An exact copy of all entries is required.

┄┄┄┄┄┄┄┄┄┄

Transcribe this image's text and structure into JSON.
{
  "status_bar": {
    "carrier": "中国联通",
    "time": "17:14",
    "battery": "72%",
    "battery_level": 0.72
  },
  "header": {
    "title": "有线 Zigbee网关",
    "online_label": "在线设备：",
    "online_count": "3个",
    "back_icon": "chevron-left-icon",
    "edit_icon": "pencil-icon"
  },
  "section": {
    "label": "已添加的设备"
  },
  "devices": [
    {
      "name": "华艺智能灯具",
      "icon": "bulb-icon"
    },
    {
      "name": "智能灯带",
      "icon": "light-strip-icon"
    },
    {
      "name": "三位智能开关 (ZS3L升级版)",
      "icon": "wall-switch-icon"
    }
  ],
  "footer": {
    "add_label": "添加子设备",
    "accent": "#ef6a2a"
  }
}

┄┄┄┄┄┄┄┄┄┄

The completed task —
Transcribe this image's text and structure into JSON.
{
  "status_bar": {
    "carrier": "中国联通",
    "time": "17:14",
    "battery": "72%",
    "battery_level": 0.72
  },
  "header": {
    "title": "有线 Zigbee网关",
    "online_label": "在线设备：",
    "online_count": "3个",
    "back_icon": "chevron-left-icon",
    "edit_icon": "pencil-icon"
  },
  "section": {
    "label": "已添加的设备"
  },
  "devices": [
    {
      "name": "华艺智能灯具",
      "icon": "bulb-icon"
    },
    {
      "name": "智能灯带",
      "icon": "light-strip-icon"
    },
    {
      "name": "三位智能开关 (ZS3L升级版)",
      "icon": "wall-switch-icon"
    }
  ],
  "footer": {
    "add_label": "添加子设备",
    "accent": "#ef6a2a"
  }
}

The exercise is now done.